“Of all great writers,” Virginia Woolf said about Austen, “she is the most difficult to catch in the act of greatness.” Mullan, agreeing that Austen’s genius is in the details, attempts to snare it by examining the interconnected minutiae her novels comprise. Addressing such juicy topics as “Is There Any Sex in Jane Austen?,” “How Much Money Is Enough?,” and “What Are the Right and Wrong Ways to Propose Marriage?,” Mullan explores the universe of the novels, explaining their historical context, Austen’s intentions, and her radical innovations in English fiction, including the introduction of “free indirect style”—the filtering of events through a character’s consciousness. Closely and authoritatively examining her texts and incorporating letters and biographical material, Mullan, a professor of English at University College London and a columnist on contemporary fiction for The Guardian, delivers a satisfying dose of learning in a beguiling and entertaining way. Substantial yet conversational, this is scholarship without pedantry, intended to broaden and deepen the understanding of Jane Austen for the general but careful reader. (And what fan of Austen is not a careful reader?) An Austen lover’s greatest wish is for more of her novels. This intimate guide to the world of her books is the next best thing.
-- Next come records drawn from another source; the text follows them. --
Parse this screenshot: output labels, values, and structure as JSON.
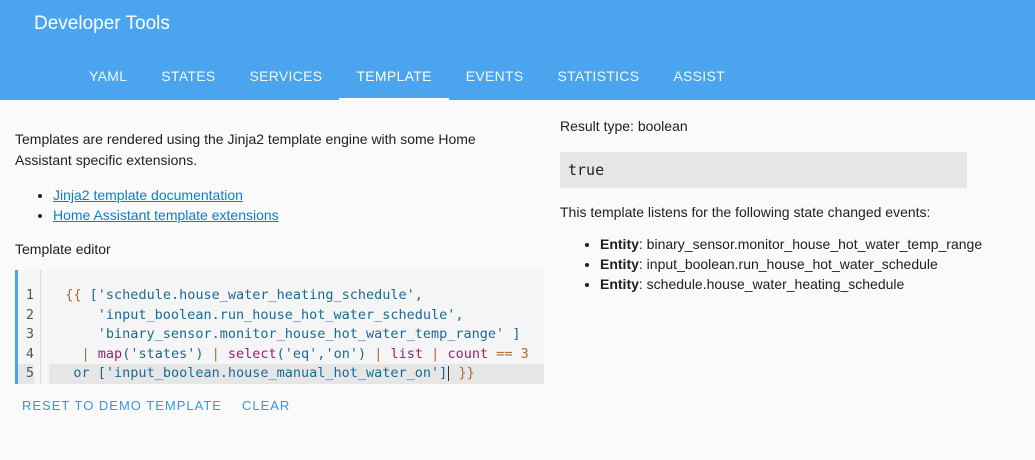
{
  "app": {
    "title": "Developer Tools"
  },
  "tabs": [
    {
      "label": "YAML"
    },
    {
      "label": "STATES"
    },
    {
      "label": "SERVICES"
    },
    {
      "label": "TEMPLATE",
      "active": true
    },
    {
      "label": "EVENTS"
    },
    {
      "label": "STATISTICS"
    },
    {
      "label": "ASSIST"
    }
  ],
  "left": {
    "intro": "Templates are rendered using the Jinja2 template engine with some Home Assistant specific extensions.",
    "links": [
      {
        "label": "Jinja2 template documentation"
      },
      {
        "label": "Home Assistant template extensions"
      }
    ],
    "editor_label": "Template editor",
    "line_numbers": [
      "1",
      "2",
      "3",
      "4",
      "5"
    ],
    "code": {
      "l1_open": "{{",
      "l1_str": "['schedule.house_water_heating_schedule',",
      "l2_str": "'input_boolean.run_house_hot_water_schedule',",
      "l3_str": "'binary_sensor.monitor_house_hot_water_temp_range'",
      "l3_close": "]",
      "l4_pipe1": "|",
      "l4_f1": "map",
      "l4_a1": "('states')",
      "l4_pipe2": "|",
      "l4_f2": "select",
      "l4_a2": "('eq','on')",
      "l4_pipe3": "|",
      "l4_f3": "list",
      "l4_pipe4": "|",
      "l4_f4": "count",
      "l4_op": "== 3",
      "l5_or": "or",
      "l5_str": "['input_boolean.house_manual_hot_water_on']",
      "l5_close": "}}"
    },
    "buttons": {
      "reset": "RESET TO DEMO TEMPLATE",
      "clear": "CLEAR"
    }
  },
  "right": {
    "result_type": "Result type: boolean",
    "result_value": "true",
    "listens_text": "This template listens for the following state changed events:",
    "entity_label": "Entity",
    "entities": [
      "binary_sensor.monitor_house_hot_water_temp_range",
      "input_boolean.run_house_hot_water_schedule",
      "schedule.house_water_heating_schedule"
    ]
  },
  "colors": {
    "header": "#4aa4ee",
    "link": "#0b7fc4",
    "button": "#3a97d9"
  }
}
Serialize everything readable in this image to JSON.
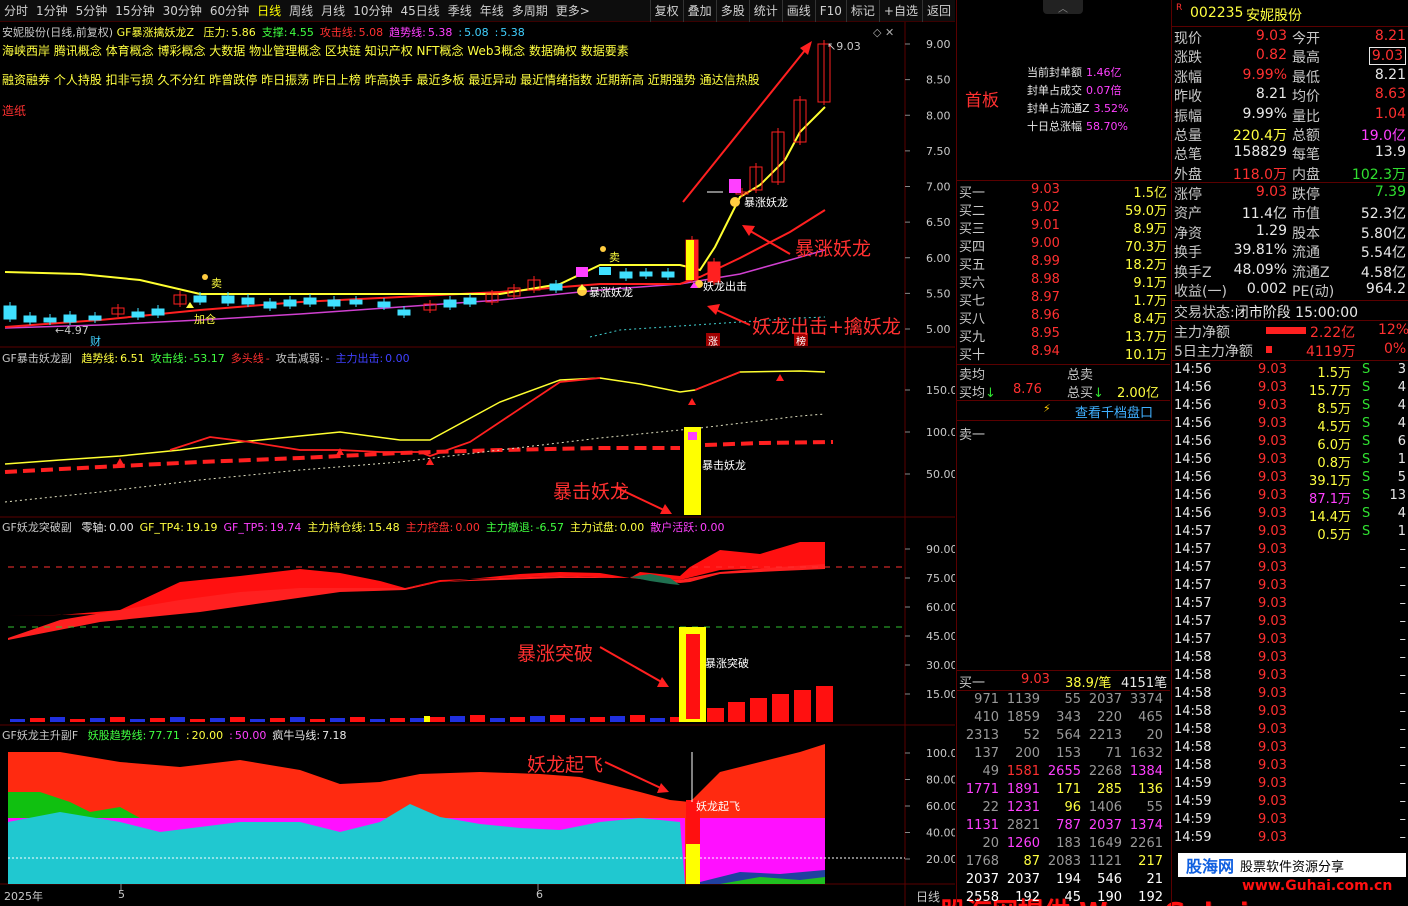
{
  "toolbar": {
    "periods": [
      "分时",
      "1分钟",
      "5分钟",
      "15分钟",
      "30分钟",
      "60分钟",
      "日线",
      "周线",
      "月线",
      "10分钟",
      "45日线",
      "季线",
      "年线",
      "多周期",
      "更多>"
    ],
    "active_period": "日线",
    "actions": [
      "复权",
      "叠加",
      "多股",
      "统计",
      "画线",
      "F10",
      "标记",
      "+自选",
      "返回"
    ]
  },
  "main_panel": {
    "stock_title": "安妮股份(日线,前复权)",
    "indicator_name": "GF暴涨擒妖龙Z",
    "params": [
      {
        "label": "压力:",
        "value": "5.86",
        "color": "#ffff40"
      },
      {
        "label": "支撑:",
        "value": "4.55",
        "color": "#40ff40"
      },
      {
        "label": "攻击线:",
        "value": "5.08",
        "color": "#ff3030"
      },
      {
        "label": "趋势线:",
        "value": "5.38",
        "color": "#ff40ff"
      },
      {
        "label": ":",
        "value": "5.08",
        "color": "#40d0ff"
      },
      {
        "label": ":",
        "value": "5.38",
        "color": "#40d0ff"
      }
    ],
    "concepts_line1": "海峡西岸 腾讯概念 体育概念 博彩概念 大数据 物业管理概念 区块链 知识产权 NFT概念 Web3概念 数据确权 数据要素",
    "concepts_line2": "融资融券 个人持股 扣非亏损 久不分红 昨曾跌停 昨日振荡 昨日上榜 昨高换手 最近多板 最近异动 最近情绪指数 近期新高 近期强势 通达信热股",
    "tag": "造纸",
    "yaxis": [
      "9.00",
      "8.50",
      "8.00",
      "7.50",
      "7.00",
      "6.50",
      "6.00",
      "5.50",
      "5.00"
    ],
    "high_label": "9.03",
    "low_label": "4.97",
    "annotations": [
      "暴涨妖龙",
      "妖龙出击+擒妖龙",
      "暴涨妖龙",
      "暴涨妖龙",
      "妖龙出击",
      "卖",
      "卖",
      "加仓"
    ],
    "markers": [
      "财",
      "涨",
      "榜"
    ]
  },
  "panel2": {
    "name": "GF暴击妖龙副",
    "params": [
      {
        "label": "趋势线:",
        "value": "6.51",
        "color": "#ffff40"
      },
      {
        "label": "攻击线:",
        "value": "-53.17",
        "color": "#40ff40"
      },
      {
        "label": "多头线",
        "value": "-",
        "color": "#ff3030"
      },
      {
        "label": "攻击减弱:",
        "value": "-",
        "color": "#c8c8c8"
      },
      {
        "label": "主力出击:",
        "value": "0.00",
        "color": "#4040ff"
      }
    ],
    "yaxis": [
      "150.0",
      "100.0",
      "50.00"
    ],
    "annotation": "暴击妖龙",
    "bar_label": "暴击妖龙"
  },
  "panel3": {
    "name": "GF妖龙突破副",
    "params": [
      {
        "label": "零轴:",
        "value": "0.00",
        "color": "#e8e8e8"
      },
      {
        "label": "GF_TP4:",
        "value": "19.19",
        "color": "#ffff40"
      },
      {
        "label": "GF_TP5:",
        "value": "19.74",
        "color": "#ff40ff"
      },
      {
        "label": "主力持仓线:",
        "value": "15.48",
        "color": "#ffff40"
      },
      {
        "label": "主力控盘:",
        "value": "0.00",
        "color": "#ff3030"
      },
      {
        "label": "主力撤退:",
        "value": "-6.57",
        "color": "#40ff40"
      },
      {
        "label": "主力试盘:",
        "value": "0.00",
        "color": "#ffff40"
      },
      {
        "label": "散户活跃:",
        "value": "0.00",
        "color": "#ff40ff"
      }
    ],
    "yaxis": [
      "90.00",
      "75.00",
      "60.00",
      "45.00",
      "30.00",
      "15.00"
    ],
    "annotation": "暴涨突破",
    "bar_label": "暴涨突破"
  },
  "panel4": {
    "name": "GF妖龙主升副F",
    "params": [
      {
        "label": "妖股趋势线:",
        "value": "77.71",
        "color": "#40ff40"
      },
      {
        "label": ":",
        "value": "20.00",
        "color": "#ffff40"
      },
      {
        "label": ":",
        "value": "50.00",
        "color": "#ff40ff"
      },
      {
        "label": "疯牛马线:",
        "value": "7.18",
        "color": "#e8e8e8"
      }
    ],
    "yaxis": [
      "100.0",
      "80.00",
      "60.00",
      "40.00",
      "20.00"
    ],
    "annotation": "妖龙起飞",
    "bar_label": "妖龙起飞"
  },
  "xaxis": {
    "labels": [
      "2025年",
      "5",
      "6"
    ],
    "period": "日线"
  },
  "mid": {
    "title": "首板",
    "seal": [
      {
        "label": "当前封单额",
        "value": "1.46亿"
      },
      {
        "label": "封单占成交",
        "value": "0.07倍"
      },
      {
        "label": "封单占流通Z",
        "value": "3.52%"
      },
      {
        "label": "十日总涨幅",
        "value": "58.70%"
      }
    ],
    "bids": [
      {
        "label": "买一",
        "price": "9.03",
        "vol": "1.5亿"
      },
      {
        "label": "买二",
        "price": "9.02",
        "vol": "59.0万"
      },
      {
        "label": "买三",
        "price": "9.01",
        "vol": "8.9万"
      },
      {
        "label": "买四",
        "price": "9.00",
        "vol": "70.3万"
      },
      {
        "label": "买五",
        "price": "8.99",
        "vol": "18.2万"
      },
      {
        "label": "买六",
        "price": "8.98",
        "vol": "9.1万"
      },
      {
        "label": "买七",
        "price": "8.97",
        "vol": "1.7万"
      },
      {
        "label": "买八",
        "price": "8.96",
        "vol": "8.4万"
      },
      {
        "label": "买九",
        "price": "8.95",
        "vol": "13.7万"
      },
      {
        "label": "买十",
        "price": "8.94",
        "vol": "10.1万"
      }
    ],
    "sell_avg": "卖均",
    "buy_avg": "买均",
    "buy_avg_price": "8.76",
    "total_sell": "总卖",
    "total_buy": "总买",
    "total_buy_val": "2.00亿",
    "view_10": "查看千档盘口",
    "sell1": "卖一",
    "buy1_row": {
      "label": "买一",
      "price": "9.03",
      "per": "38.9/笔",
      "count": "4151笔"
    },
    "queue": [
      [
        "971",
        "1139",
        "55",
        "2037",
        "3374"
      ],
      [
        "410",
        "1859",
        "343",
        "220",
        "465"
      ],
      [
        "2313",
        "52",
        "564",
        "2213",
        "20"
      ],
      [
        "137",
        "200",
        "153",
        "71",
        "1632"
      ],
      [
        "49",
        "1581",
        "2655",
        "2268",
        "1384"
      ],
      [
        "1771",
        "1891",
        "171",
        "285",
        "136"
      ],
      [
        "22",
        "1231",
        "96",
        "1406",
        "55"
      ],
      [
        "1131",
        "2821",
        "787",
        "2037",
        "1374"
      ],
      [
        "20",
        "1260",
        "183",
        "1649",
        "2261"
      ],
      [
        "1768",
        "87",
        "2083",
        "1121",
        "217"
      ],
      [
        "2037",
        "2037",
        "194",
        "546",
        "21"
      ],
      [
        "2558",
        "192",
        "45",
        "190",
        "192"
      ]
    ]
  },
  "right": {
    "code": "002235",
    "name": "安妮股份",
    "quote": [
      {
        "l1": "现价",
        "v1": "9.03",
        "l2": "今开",
        "v2": "8.21"
      },
      {
        "l1": "涨跌",
        "v1": "0.82",
        "l2": "最高",
        "v2": "9.03"
      },
      {
        "l1": "涨幅",
        "v1": "9.99%",
        "l2": "最低",
        "v2": "8.21"
      },
      {
        "l1": "昨收",
        "v1": "8.21",
        "l2": "均价",
        "v2": "8.63"
      },
      {
        "l1": "振幅",
        "v1": "9.99%",
        "l2": "量比",
        "v2": "1.04"
      },
      {
        "l1": "总量",
        "v1": "220.4万",
        "l2": "总额",
        "v2": "19.0亿"
      },
      {
        "l1": "总笔",
        "v1": "158829",
        "l2": "每笔",
        "v2": "13.9"
      },
      {
        "l1": "外盘",
        "v1": "118.0万",
        "l2": "内盘",
        "v2": "102.3万"
      }
    ],
    "fund": [
      {
        "l1": "涨停",
        "v1": "9.03",
        "l2": "跌停",
        "v2": "7.39"
      },
      {
        "l1": "资产",
        "v1": "11.4亿",
        "l2": "市值",
        "v2": "52.3亿"
      },
      {
        "l1": "净资",
        "v1": "1.29",
        "l2": "股本",
        "v2": "5.80亿"
      },
      {
        "l1": "换手",
        "v1": "39.81%",
        "l2": "流通",
        "v2": "5.54亿"
      },
      {
        "l1": "换手Z",
        "v1": "48.09%",
        "l2": "流通Z",
        "v2": "4.58亿"
      },
      {
        "l1": "收益(一)",
        "v1": "0.002",
        "l2": "PE(动)",
        "v2": "964.2"
      }
    ],
    "trade_status_label": "交易状态:",
    "trade_status": "闭市阶段 15:00:00",
    "main_net": {
      "label": "主力净额",
      "value": "2.22亿",
      "pct": "12%"
    },
    "main_net5": {
      "label": "5日主力净额",
      "value": "4119万",
      "pct": "0%"
    },
    "ticks": [
      {
        "t": "14:56",
        "p": "9.03",
        "v": "1.5万",
        "s": "S",
        "n": "3"
      },
      {
        "t": "14:56",
        "p": "9.03",
        "v": "15.7万",
        "s": "S",
        "n": "4"
      },
      {
        "t": "14:56",
        "p": "9.03",
        "v": "8.5万",
        "s": "S",
        "n": "4"
      },
      {
        "t": "14:56",
        "p": "9.03",
        "v": "4.5万",
        "s": "S",
        "n": "4"
      },
      {
        "t": "14:56",
        "p": "9.03",
        "v": "6.0万",
        "s": "S",
        "n": "6"
      },
      {
        "t": "14:56",
        "p": "9.03",
        "v": "0.8万",
        "s": "S",
        "n": "1"
      },
      {
        "t": "14:56",
        "p": "9.03",
        "v": "39.1万",
        "s": "S",
        "n": "5"
      },
      {
        "t": "14:56",
        "p": "9.03",
        "v": "87.1万",
        "s": "S",
        "n": "13"
      },
      {
        "t": "14:56",
        "p": "9.03",
        "v": "14.4万",
        "s": "S",
        "n": "4"
      },
      {
        "t": "14:57",
        "p": "9.03",
        "v": "0.5万",
        "s": "S",
        "n": "1"
      },
      {
        "t": "14:57",
        "p": "9.03",
        "v": "",
        "s": "",
        "n": "–"
      },
      {
        "t": "14:57",
        "p": "9.03",
        "v": "",
        "s": "",
        "n": "–"
      },
      {
        "t": "14:57",
        "p": "9.03",
        "v": "",
        "s": "",
        "n": "–"
      },
      {
        "t": "14:57",
        "p": "9.03",
        "v": "",
        "s": "",
        "n": "–"
      },
      {
        "t": "14:57",
        "p": "9.03",
        "v": "",
        "s": "",
        "n": "–"
      },
      {
        "t": "14:57",
        "p": "9.03",
        "v": "",
        "s": "",
        "n": "–"
      },
      {
        "t": "14:58",
        "p": "9.03",
        "v": "",
        "s": "",
        "n": "–"
      },
      {
        "t": "14:58",
        "p": "9.03",
        "v": "",
        "s": "",
        "n": "–"
      },
      {
        "t": "14:58",
        "p": "9.03",
        "v": "",
        "s": "",
        "n": "–"
      },
      {
        "t": "14:58",
        "p": "9.03",
        "v": "",
        "s": "",
        "n": "–"
      },
      {
        "t": "14:58",
        "p": "9.03",
        "v": "",
        "s": "",
        "n": "–"
      },
      {
        "t": "14:58",
        "p": "9.03",
        "v": "",
        "s": "",
        "n": "–"
      },
      {
        "t": "14:58",
        "p": "9.03",
        "v": "",
        "s": "",
        "n": "–"
      },
      {
        "t": "14:59",
        "p": "9.03",
        "v": "",
        "s": "",
        "n": "–"
      },
      {
        "t": "14:59",
        "p": "9.03",
        "v": "",
        "s": "",
        "n": "–"
      },
      {
        "t": "14:59",
        "p": "9.03",
        "v": "",
        "s": "",
        "n": "–"
      },
      {
        "t": "14:59",
        "p": "9.03",
        "v": "",
        "s": "",
        "n": "–"
      }
    ]
  },
  "watermark": {
    "brand": "股海网",
    "slogan": "股票软件资源分享",
    "url": "www.Guhai.com.cn",
    "bottom": "股海网提供 Www.Guhai.com.cn"
  },
  "colors": {
    "red": "#ff3030",
    "green": "#30e030",
    "yellow": "#ffff40",
    "cyan": "#40d0ff",
    "magenta": "#ff40ff",
    "border": "#5a0000"
  }
}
This deftly woven, complex story centers on the shifting dynamic among three siblings. Setting her story in Maine, where the siblings’ lives began, and New York, to which two have escaped, Strout draws into her narrative the points of view of several additional characters, including a wife, an ex-wife, and a member of the Somali community who has settled in the siblings’ hometown. As in her most celebrated and most emotionally powerful book, Olive Kitteridge, Strout comes at her subject from multiple angles, in this case exploring events and relationships that radiate from the principal three characters. But while all of these people are convincing, none feels as deeply inhabited nor leaps as vibrantly from the page as did the eponymous Olive Kitteridge. In fact, the mother and daughter who merely gossip about the Burgesses in the prologue best exemplify Strout’s great gift for capturing character. Perhaps it’s unfair to criticize an excellent book for not being stunning, but unreasonable expectations inevitably follow writing of the kind Strout has delivered.